**Exercise**
Needed from the entries below: every line that holds the word "false".

**Provided entries**
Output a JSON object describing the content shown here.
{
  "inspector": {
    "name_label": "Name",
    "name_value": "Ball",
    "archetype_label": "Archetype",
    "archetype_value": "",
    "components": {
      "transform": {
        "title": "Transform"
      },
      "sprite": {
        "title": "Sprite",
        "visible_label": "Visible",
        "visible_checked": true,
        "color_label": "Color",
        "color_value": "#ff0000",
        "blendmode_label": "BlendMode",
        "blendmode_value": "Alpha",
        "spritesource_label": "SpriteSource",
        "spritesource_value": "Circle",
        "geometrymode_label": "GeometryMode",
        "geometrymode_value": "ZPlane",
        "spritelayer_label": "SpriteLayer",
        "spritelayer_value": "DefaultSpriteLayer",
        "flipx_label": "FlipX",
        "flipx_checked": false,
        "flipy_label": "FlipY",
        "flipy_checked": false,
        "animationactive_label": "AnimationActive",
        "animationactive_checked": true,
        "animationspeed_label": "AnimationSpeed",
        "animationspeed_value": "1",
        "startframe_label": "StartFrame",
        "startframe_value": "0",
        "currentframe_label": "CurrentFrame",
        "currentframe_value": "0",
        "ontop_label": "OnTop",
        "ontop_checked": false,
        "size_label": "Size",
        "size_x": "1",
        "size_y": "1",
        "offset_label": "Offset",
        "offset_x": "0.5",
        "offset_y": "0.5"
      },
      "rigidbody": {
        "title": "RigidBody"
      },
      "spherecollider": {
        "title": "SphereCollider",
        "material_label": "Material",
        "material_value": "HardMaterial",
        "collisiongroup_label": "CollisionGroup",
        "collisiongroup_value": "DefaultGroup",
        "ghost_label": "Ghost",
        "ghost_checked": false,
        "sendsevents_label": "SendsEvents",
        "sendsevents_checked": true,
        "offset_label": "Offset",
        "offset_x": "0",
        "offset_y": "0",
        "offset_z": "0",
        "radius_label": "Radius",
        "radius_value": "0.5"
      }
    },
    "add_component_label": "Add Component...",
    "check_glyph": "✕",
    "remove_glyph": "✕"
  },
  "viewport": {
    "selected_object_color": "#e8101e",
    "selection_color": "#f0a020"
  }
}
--
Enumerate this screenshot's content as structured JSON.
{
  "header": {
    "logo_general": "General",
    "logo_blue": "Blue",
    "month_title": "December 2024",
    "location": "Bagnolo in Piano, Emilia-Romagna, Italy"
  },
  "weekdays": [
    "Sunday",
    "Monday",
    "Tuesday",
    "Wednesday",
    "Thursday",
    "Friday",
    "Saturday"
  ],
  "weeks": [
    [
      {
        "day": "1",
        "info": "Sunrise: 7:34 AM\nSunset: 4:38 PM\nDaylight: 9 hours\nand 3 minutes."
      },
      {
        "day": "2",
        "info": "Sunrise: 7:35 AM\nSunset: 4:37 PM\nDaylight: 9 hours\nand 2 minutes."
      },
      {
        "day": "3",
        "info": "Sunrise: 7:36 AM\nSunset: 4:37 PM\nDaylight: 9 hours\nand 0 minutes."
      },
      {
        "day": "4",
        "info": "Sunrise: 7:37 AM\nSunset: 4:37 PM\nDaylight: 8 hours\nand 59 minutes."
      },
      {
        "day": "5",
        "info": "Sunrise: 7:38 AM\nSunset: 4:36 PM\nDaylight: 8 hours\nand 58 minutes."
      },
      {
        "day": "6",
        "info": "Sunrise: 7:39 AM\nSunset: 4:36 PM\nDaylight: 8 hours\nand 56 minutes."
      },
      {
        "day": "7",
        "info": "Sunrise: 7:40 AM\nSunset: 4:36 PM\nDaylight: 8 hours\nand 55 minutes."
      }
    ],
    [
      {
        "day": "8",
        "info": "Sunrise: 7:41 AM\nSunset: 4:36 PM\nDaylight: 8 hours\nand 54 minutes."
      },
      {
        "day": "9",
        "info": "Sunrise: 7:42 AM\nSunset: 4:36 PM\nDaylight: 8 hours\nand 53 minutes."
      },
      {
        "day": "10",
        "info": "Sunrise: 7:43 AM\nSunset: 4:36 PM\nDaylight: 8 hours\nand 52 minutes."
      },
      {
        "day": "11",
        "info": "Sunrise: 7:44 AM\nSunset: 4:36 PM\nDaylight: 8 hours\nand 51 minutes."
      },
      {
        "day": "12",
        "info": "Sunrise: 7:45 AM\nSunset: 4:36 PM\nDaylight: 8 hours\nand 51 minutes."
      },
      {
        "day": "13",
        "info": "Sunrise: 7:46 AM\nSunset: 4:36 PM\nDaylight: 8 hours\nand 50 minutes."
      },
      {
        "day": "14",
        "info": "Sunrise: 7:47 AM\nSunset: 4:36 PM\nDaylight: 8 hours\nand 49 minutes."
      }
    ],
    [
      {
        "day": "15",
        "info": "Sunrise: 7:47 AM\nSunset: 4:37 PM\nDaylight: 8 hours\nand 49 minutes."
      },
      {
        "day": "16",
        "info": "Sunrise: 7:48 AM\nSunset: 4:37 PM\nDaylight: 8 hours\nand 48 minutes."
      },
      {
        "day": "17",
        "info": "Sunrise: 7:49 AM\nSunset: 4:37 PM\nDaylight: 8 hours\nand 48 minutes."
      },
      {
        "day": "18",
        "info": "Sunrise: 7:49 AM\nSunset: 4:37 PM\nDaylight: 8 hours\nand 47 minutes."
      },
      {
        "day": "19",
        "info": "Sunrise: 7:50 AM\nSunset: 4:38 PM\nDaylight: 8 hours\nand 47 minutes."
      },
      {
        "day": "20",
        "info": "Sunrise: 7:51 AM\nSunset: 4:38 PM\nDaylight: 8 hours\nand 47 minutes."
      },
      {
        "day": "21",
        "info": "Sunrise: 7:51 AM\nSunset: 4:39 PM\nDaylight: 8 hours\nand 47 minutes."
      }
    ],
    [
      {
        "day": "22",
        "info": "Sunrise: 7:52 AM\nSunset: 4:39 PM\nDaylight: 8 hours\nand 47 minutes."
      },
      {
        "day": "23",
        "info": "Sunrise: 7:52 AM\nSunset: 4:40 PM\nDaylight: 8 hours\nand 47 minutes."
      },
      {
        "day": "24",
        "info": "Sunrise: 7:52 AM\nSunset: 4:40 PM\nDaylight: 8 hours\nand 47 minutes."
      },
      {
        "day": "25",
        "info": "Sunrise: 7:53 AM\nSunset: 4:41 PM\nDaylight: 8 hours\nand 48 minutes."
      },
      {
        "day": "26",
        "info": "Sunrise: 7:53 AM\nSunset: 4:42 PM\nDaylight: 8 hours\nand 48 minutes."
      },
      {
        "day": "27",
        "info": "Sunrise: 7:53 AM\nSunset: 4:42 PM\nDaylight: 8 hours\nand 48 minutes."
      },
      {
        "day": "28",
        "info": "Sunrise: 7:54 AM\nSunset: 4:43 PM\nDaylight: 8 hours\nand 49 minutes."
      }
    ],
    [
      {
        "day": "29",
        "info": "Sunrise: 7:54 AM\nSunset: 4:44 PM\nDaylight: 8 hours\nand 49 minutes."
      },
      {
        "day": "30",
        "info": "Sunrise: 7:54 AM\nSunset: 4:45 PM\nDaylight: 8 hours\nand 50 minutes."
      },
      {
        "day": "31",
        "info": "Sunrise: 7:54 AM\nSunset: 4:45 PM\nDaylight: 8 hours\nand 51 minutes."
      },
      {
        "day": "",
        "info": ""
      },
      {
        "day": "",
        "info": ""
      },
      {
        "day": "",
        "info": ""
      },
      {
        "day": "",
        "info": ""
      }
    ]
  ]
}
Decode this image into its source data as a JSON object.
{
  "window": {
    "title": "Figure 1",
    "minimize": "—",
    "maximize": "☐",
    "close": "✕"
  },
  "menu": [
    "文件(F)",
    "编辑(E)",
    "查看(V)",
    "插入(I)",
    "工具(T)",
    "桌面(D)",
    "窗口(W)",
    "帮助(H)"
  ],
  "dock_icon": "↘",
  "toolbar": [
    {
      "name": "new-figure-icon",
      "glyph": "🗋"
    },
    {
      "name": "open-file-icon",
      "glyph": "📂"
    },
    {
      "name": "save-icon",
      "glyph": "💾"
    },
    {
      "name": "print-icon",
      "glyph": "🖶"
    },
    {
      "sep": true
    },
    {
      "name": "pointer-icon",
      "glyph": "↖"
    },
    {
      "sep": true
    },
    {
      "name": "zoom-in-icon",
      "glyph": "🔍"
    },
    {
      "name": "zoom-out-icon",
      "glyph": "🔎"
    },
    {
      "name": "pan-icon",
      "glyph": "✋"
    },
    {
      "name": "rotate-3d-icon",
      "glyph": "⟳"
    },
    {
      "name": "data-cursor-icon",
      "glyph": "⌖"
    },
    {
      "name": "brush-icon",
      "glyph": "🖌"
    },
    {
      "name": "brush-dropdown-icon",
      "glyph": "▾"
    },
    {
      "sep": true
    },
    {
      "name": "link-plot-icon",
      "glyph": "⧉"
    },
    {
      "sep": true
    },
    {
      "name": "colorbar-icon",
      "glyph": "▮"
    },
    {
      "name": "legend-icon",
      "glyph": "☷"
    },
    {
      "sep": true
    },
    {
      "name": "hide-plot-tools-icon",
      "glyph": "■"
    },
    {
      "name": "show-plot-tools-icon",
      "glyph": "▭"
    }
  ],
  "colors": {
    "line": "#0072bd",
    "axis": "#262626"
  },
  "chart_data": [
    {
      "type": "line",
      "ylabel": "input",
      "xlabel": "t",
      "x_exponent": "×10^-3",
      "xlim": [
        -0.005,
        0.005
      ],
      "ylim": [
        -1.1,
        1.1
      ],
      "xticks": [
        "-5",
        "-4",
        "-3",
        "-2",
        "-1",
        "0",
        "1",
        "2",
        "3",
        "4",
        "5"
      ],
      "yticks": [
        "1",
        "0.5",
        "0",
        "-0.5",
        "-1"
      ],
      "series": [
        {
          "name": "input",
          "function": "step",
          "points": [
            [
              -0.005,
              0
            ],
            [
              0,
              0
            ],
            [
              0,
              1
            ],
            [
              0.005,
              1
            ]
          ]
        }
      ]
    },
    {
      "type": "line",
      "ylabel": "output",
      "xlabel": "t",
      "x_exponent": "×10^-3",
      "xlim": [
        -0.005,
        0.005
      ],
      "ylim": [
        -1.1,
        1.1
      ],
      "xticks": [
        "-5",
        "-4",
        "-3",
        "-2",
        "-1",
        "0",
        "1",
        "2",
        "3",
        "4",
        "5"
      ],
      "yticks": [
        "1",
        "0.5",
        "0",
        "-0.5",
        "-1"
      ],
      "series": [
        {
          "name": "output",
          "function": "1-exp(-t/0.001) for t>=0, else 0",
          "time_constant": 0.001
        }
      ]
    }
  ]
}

**Result for this exercise**
        "flipx_checked": false,
        "flipy_checked": false,
        "ontop_checked": false,
        "ghost_checked": false,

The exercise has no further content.